**Data to use**

------------------------------

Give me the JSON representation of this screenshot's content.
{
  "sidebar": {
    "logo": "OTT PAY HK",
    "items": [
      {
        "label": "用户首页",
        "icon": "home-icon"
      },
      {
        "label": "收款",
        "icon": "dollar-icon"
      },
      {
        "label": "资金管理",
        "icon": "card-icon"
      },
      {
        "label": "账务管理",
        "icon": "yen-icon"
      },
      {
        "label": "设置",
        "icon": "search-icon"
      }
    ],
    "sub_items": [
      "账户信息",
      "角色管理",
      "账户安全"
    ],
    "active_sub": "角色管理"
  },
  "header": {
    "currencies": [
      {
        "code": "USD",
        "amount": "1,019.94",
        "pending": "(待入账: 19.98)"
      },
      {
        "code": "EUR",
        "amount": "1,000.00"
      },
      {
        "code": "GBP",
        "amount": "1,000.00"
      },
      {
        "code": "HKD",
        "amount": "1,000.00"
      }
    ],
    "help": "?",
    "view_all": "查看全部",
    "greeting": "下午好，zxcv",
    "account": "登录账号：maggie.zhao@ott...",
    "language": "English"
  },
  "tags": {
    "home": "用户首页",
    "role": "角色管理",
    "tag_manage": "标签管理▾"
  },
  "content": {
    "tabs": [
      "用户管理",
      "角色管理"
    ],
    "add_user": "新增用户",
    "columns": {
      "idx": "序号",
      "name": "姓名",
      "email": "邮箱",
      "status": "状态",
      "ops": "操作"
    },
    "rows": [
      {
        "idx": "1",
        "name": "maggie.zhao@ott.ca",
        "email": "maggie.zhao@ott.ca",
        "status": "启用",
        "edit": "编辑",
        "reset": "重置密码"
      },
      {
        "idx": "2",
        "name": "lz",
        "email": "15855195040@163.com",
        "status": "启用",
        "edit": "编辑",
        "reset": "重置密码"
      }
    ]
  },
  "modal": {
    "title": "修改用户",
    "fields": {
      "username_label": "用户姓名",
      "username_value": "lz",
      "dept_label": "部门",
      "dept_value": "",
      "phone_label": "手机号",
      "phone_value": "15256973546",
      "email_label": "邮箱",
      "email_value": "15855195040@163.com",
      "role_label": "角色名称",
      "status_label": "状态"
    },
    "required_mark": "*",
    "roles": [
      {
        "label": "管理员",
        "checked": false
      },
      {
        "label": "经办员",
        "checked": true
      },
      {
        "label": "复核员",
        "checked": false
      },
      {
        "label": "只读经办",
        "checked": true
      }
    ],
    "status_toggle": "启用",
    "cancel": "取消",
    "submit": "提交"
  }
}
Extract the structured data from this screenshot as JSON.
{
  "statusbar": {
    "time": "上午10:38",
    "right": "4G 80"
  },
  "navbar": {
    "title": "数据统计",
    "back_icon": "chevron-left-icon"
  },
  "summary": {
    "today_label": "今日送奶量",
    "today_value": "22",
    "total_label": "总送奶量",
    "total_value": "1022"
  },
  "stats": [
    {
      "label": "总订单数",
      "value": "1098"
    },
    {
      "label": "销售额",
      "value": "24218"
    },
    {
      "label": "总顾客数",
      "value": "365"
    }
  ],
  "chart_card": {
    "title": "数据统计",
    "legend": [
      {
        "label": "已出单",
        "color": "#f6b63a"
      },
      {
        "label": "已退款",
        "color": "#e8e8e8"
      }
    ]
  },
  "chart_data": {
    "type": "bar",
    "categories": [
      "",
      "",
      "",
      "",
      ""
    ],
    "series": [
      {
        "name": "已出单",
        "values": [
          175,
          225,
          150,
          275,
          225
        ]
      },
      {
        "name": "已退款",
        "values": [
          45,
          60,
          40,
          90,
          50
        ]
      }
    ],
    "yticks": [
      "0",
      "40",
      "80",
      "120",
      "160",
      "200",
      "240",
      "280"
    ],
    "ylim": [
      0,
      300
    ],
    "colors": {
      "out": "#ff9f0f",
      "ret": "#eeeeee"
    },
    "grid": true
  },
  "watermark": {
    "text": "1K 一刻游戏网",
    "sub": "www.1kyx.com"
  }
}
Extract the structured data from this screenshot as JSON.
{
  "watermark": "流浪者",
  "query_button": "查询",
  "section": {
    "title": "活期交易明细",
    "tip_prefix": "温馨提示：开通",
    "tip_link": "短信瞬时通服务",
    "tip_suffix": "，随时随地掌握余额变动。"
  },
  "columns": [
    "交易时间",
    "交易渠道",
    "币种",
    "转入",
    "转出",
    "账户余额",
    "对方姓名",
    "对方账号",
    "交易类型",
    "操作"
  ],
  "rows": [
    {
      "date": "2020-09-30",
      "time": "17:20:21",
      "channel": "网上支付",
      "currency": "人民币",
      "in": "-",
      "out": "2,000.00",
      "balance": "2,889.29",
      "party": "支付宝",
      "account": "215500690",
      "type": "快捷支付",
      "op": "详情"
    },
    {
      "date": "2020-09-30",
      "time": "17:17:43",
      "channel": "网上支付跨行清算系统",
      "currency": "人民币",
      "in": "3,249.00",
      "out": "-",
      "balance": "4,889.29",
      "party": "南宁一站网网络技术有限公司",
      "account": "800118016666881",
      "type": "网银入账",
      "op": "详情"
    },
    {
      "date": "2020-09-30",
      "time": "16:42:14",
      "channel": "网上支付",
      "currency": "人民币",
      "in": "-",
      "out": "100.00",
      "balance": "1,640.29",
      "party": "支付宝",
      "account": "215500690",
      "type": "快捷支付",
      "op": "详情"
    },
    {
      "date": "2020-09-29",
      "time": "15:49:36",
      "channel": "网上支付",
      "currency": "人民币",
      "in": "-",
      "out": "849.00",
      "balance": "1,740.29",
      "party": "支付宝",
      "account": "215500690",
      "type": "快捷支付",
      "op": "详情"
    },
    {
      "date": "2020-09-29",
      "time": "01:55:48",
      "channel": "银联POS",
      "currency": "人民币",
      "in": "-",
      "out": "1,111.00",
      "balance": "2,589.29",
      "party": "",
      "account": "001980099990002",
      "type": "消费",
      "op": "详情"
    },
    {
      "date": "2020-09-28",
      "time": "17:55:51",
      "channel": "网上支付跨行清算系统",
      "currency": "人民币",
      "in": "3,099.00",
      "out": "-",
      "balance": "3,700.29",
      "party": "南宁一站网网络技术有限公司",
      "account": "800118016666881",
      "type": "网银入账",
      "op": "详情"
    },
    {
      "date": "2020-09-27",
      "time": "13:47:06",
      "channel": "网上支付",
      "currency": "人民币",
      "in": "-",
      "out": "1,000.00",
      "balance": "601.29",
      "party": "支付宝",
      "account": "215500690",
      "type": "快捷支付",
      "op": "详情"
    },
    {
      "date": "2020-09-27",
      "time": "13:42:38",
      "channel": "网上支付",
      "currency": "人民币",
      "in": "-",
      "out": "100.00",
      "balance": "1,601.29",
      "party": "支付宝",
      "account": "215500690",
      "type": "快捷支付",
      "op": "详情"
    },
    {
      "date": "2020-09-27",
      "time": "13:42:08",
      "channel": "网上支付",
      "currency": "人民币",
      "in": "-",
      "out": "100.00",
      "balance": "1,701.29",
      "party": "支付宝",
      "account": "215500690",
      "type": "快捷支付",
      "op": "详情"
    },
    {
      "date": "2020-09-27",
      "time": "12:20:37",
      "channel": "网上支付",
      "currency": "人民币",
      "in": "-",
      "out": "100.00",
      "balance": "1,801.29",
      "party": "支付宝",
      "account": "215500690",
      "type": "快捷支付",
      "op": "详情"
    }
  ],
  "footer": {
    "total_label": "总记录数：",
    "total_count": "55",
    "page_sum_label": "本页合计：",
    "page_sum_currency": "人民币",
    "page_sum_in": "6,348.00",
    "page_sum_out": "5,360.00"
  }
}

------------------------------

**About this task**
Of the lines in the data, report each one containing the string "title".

**Your solution**
    "title": "修改用户",
    "title": "数据统计",
    "title": "数据统计",
    "title": "活期交易明细",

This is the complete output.